>>>>>

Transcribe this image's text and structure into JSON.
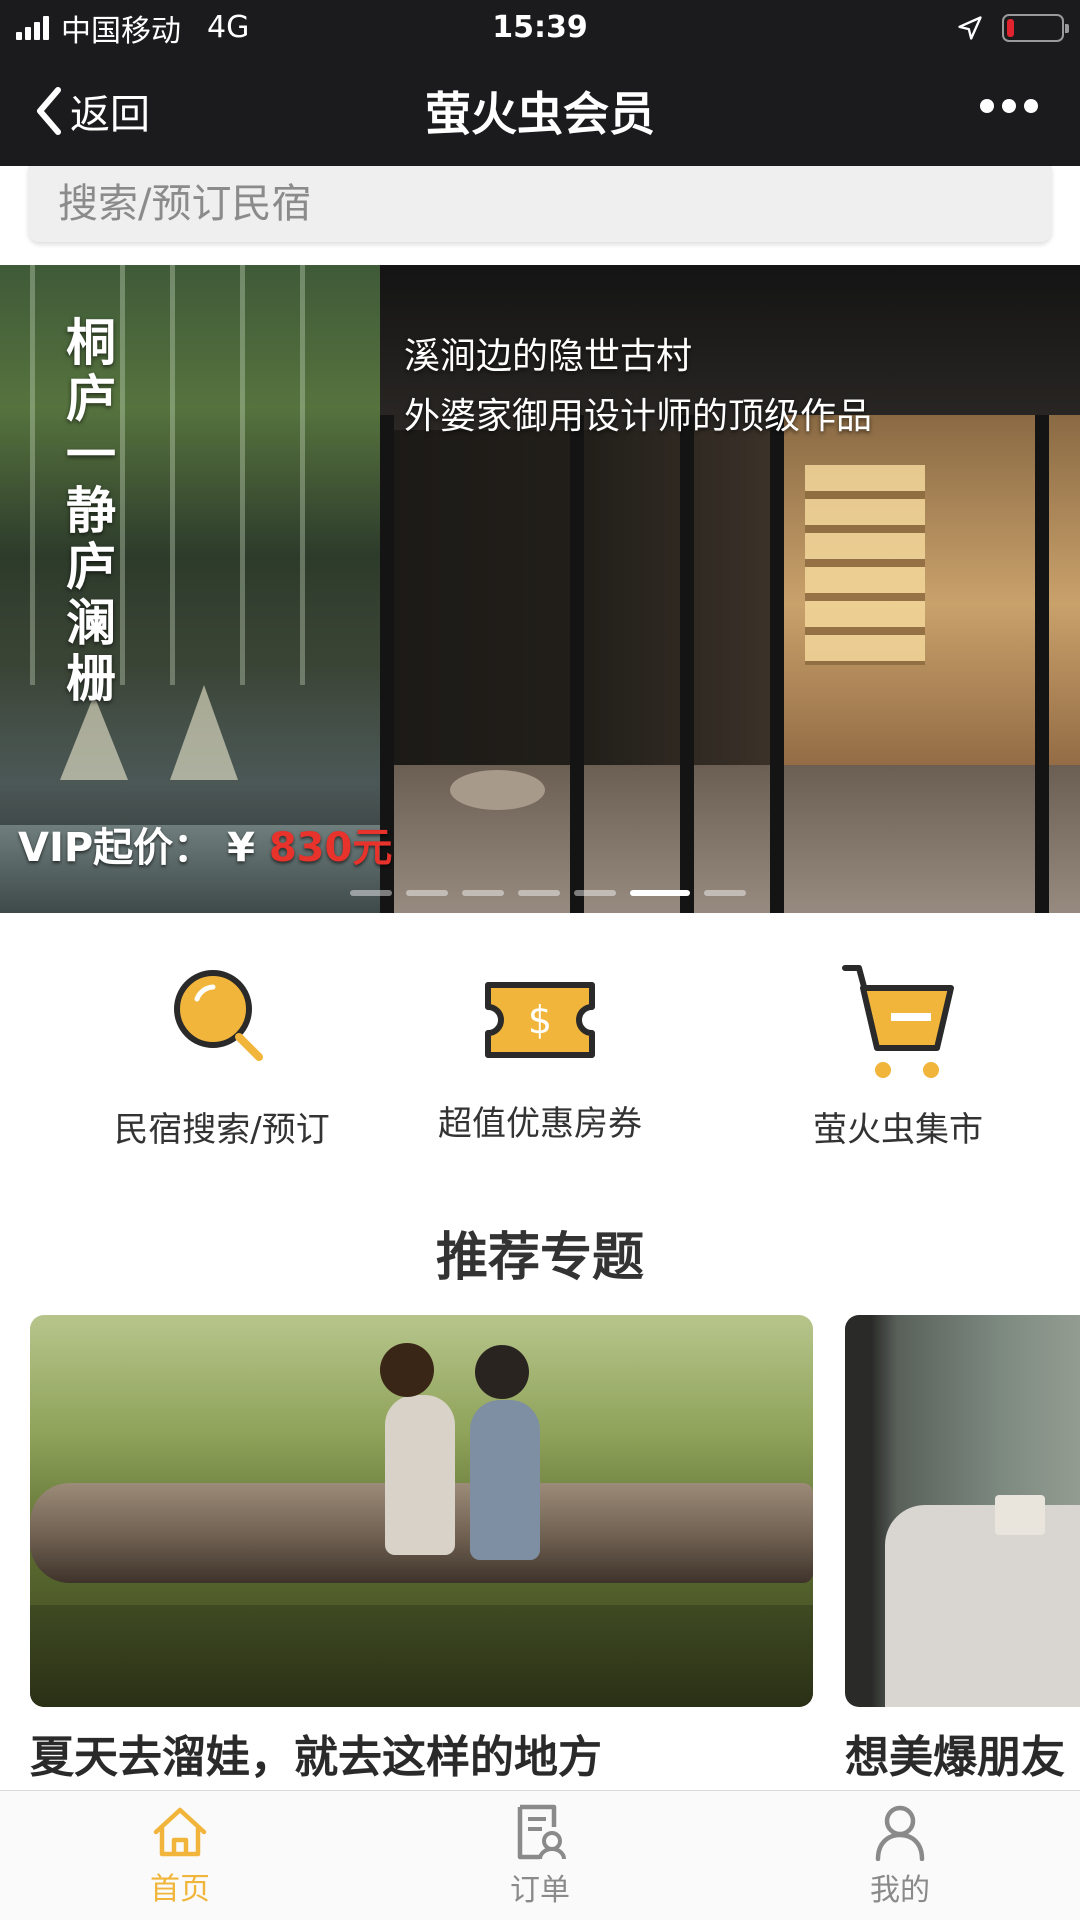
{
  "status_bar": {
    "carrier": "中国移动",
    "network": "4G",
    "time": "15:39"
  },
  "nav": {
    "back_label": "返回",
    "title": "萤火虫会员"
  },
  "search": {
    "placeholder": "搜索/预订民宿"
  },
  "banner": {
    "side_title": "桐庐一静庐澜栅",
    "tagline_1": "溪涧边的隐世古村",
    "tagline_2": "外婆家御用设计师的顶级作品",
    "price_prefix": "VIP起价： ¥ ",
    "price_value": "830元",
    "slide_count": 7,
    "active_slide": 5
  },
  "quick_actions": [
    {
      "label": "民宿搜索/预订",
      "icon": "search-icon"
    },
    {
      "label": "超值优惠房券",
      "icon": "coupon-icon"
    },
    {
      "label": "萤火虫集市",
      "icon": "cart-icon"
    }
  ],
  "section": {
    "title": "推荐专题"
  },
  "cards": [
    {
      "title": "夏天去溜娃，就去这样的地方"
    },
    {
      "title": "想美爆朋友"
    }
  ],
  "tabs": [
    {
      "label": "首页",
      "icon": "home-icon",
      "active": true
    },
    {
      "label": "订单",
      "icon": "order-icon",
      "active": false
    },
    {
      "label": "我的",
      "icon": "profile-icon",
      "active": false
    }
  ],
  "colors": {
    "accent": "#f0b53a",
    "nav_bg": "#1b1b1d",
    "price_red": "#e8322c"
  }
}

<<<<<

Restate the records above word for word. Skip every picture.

Transcribe this image's text and structure into JSON.
{
  "status_bar": {
    "carrier": "中国移动",
    "network": "4G",
    "time": "15:39"
  },
  "nav": {
    "back_label": "返回",
    "title": "萤火虫会员"
  },
  "search": {
    "placeholder": "搜索/预订民宿"
  },
  "banner": {
    "side_title": "桐庐一静庐澜栅",
    "tagline_1": "溪涧边的隐世古村",
    "tagline_2": "外婆家御用设计师的顶级作品",
    "price_prefix": "VIP起价： ¥ ",
    "price_value": "830元",
    "slide_count": 7,
    "active_slide": 5
  },
  "quick_actions": [
    {
      "label": "民宿搜索/预订",
      "icon": "search-icon"
    },
    {
      "label": "超值优惠房券",
      "icon": "coupon-icon"
    },
    {
      "label": "萤火虫集市",
      "icon": "cart-icon"
    }
  ],
  "section": {
    "title": "推荐专题"
  },
  "cards": [
    {
      "title": "夏天去溜娃，就去这样的地方"
    },
    {
      "title": "想美爆朋友"
    }
  ],
  "tabs": [
    {
      "label": "首页",
      "icon": "home-icon",
      "active": true
    },
    {
      "label": "订单",
      "icon": "order-icon",
      "active": false
    },
    {
      "label": "我的",
      "icon": "profile-icon",
      "active": false
    }
  ],
  "colors": {
    "accent": "#f0b53a",
    "nav_bg": "#1b1b1d",
    "price_red": "#e8322c"
  }
}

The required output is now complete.